  • (4/5)
    The majority of these stories have a supernatural bent, which is unusual for Christie, but shows her skill at creating tension in just a short amount of time. "The Fourth Man" is a tale of three orphans, two of whom are at the mercy of their more attractive and cruel friend, and is particularly good. The title story is a good, twisted crime story.
  • (5/5)
    Lots of fine twists to the spaghetti. Christie is particularly well served by the short form/script because of her focus on plot. I think I read the play first, then the story for comparison.

    Library copies
  • (4/5)
    I love the short story anthologies. This was the third one I read this summer. Included are the following:The Witness for the Prosecution, the story from which the title comes from. This is a story where the crime is what it seems but the people are not.The Fourth Man was a very unusual story, one I had to give a great deal of thought to. It was not one of the regular mysteries with a cut and dried solution at the end. You are asked to suspend your disbelief and consider if souls can switch bodies.S.O.S. is another one of the people switching mysteries Christie is so good at.Where There's a Will is a very clever story of a nephew who attempts to speed up the receiving of his inheritance through some wicked means and of course gets exactly what he deserves.The Mystery of the Blue jar was a favorite. In this story super natural elements are used to set up a con job.Sing a Song of sixpence was one of the "closed door" type of mysteries where one of the people present has to be the murderer. The man who was brought in to solve the mystery was an acquaintance of one of the suspects. They had a May December type romance. I don't know if it was acceptable in Christie's time but not too many people today would be down with a seventeen year old having sexual relations with an old man. It came off very strange when he was waxing on how attractive he found teenagers. The Mystery of the Spanish Shawl was another con type mystery evocative of The Blue Jar. Philomel Cottage was another favorite. In it a woman may end up a victim of her new husband or is it the other way around.Accident was another story that didn't play out the way you thought it would. You think the victim is going to be one person and it ends up being someone else.The final story is a Hercule Poirot one, The Second Gong. Poirot is called to an estate to do an investigation and if you know Poirot he always gets his man.This was enjoyable collection of short stories from the master of mystery. This is a highly recommended read.

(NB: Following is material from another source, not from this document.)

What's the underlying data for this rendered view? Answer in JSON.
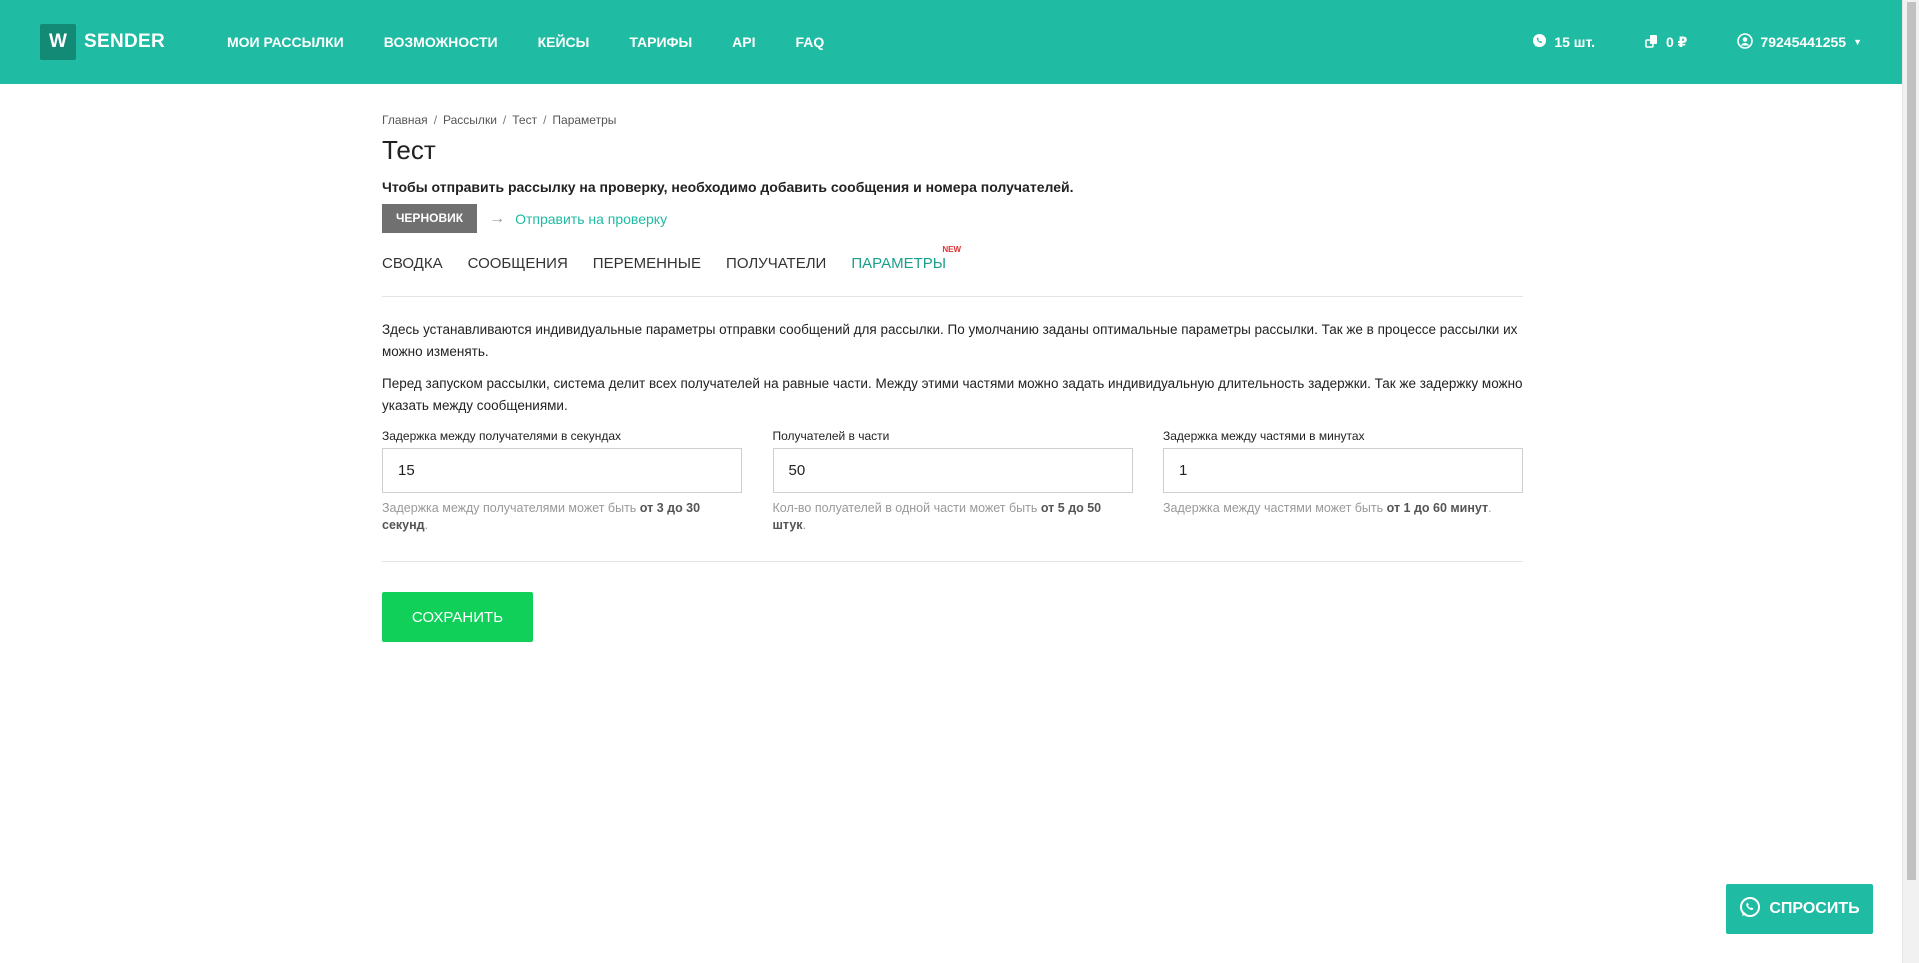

  • (4/5)
    This was a delightful discovery of a volume of short mysteries, only one of which was familiar to me—the title story which was the basis for a famous play. Except for the last story, featuring Hercule Poirot, these were tales about ordinary people who find themselves in extraordinary circumstances and were nicel surprises for me.
  • (3/5)
    I am always a bit disappointed when Christie puts a supernatural element in her short stories. I prefer the mystery to be explained by human cunning or cleverness. Several of these stories have a hint of the supernatural. Most of them do not. What a writer she is, though - all of them were very compelling reading!
  • (3/5)
    if you read a lot of Christie beware as this is essentially the stories from "The Hound of Death" repacked...